Cantopop singer, actress, and free-speech activist Denise Ho has been arrested as part of a crackdown on Stand News, a Hong Kong-based pro-democracy news platform.
Outlets including AP reported on the corresponding raid – which saw more than 200 police officers storm Stand News offices – as well as the other associated arrests. (A Facebook post on the verified account of Denise Ho said that she had been arrested at home, with police confiscating the Canadian citizen’s passport and other documents, per CNN.) Additionally, the news website’s staff confirmed the development (and their platform’s permanent shutdown) in a message today.
Published on the Stand News homepage, the post acknowledges at the outset that law enforcement had “arrested a number of senior and former senior personnel of the company,” “took away many people to assist in the investigation,” and “seized a number of computers and some documents.”
Consequently, the seven-year-old pro-democracy news service will “cease to operate immediately,” with the editor-in-chief having resigned and other staff having “been immediately dismissed,” according to the text. The message closes by reiterating its authors’ commitment “to protecting the core values of Hong Kong such as democracy, human rights, freedom, rule of law and justice.”
Denise Ho – a longtime democracy advocate whose music has been banned in China – was among the “number of senior and former senior personnel” who were arrested in this latest free-speech crackdown, as mentioned.
A former Stand News board member, the What Really Matters artist and at least five others were specifically charged with “conspiracy to publish a seditious publication,” per AP.
The “crime” carries a maximum two-year prison sentence and roughly $641.50 (HKD 5,000) fine, and a message published on Ho’s official Facebook account yesterday evening encouraged fans not to worry about the democracy proponent’s wellbeing. At the time of this piece’s writing, the post had garnered nearly 6,000 supportive comments and over 73,000 likes.
Plus, more than a few activists and politicians are weighing in on the CCP’s newest assault upon basic rights via social-media posts of their own.
“The arrests of #StandNews staff & singer Denise Ho @hoccgoomusic are yet another example of the Beijing authorities’ crackdown on free speech in #HongKong,” wrote Taiwan President Tsai Ing-wen. “We in #Taiwan regret to see their detention & call on the international community to stand up for freedom & democracy in HK.”

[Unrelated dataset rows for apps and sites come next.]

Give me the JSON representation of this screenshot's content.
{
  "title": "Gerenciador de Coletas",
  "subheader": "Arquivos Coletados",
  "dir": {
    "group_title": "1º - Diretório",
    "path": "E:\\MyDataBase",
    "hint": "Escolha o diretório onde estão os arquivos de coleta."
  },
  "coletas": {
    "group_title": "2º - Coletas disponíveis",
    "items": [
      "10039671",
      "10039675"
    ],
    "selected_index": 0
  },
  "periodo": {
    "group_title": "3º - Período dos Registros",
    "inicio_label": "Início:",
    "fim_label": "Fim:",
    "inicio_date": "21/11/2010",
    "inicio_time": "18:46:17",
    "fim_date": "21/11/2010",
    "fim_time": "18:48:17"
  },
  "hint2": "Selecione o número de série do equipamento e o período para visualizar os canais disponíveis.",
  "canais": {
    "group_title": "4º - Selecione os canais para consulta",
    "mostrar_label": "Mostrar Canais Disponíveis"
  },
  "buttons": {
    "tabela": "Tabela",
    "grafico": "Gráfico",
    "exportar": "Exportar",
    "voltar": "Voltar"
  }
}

“When free press is the focal point of human rights discussion this year, CCP keeps charging journalists and media that dare to challenge them and speak the truth,” penned Hong Kong activist Nathan Law, who now resides in London. “Among many others, the arrests of Denise Ho, Margaret Ng are prime examples. RELEASE THEM!”
“Canadian Denise Ho was arrested in Hong Kong for supporting an independent, free press,” authored Wellington-Halton Hills MP Michael Chong. “Her arrest, among 6, violates the 1984 Sino-British treaty. We can’t continue to turn a blind eye to Beijing’s egregious violations of international law.”
Denise Ho’s arrest represents one of many that the Chinese Communist Party has executed in the music industry (and broader entertainment space) in 2021. Notwithstanding these and other politically motivated human-rights abuses – as well as efforts to reign in conglomerates such as Tencent – certain of the Big Three record labels have continued to tout their strong relationship with CCP officials.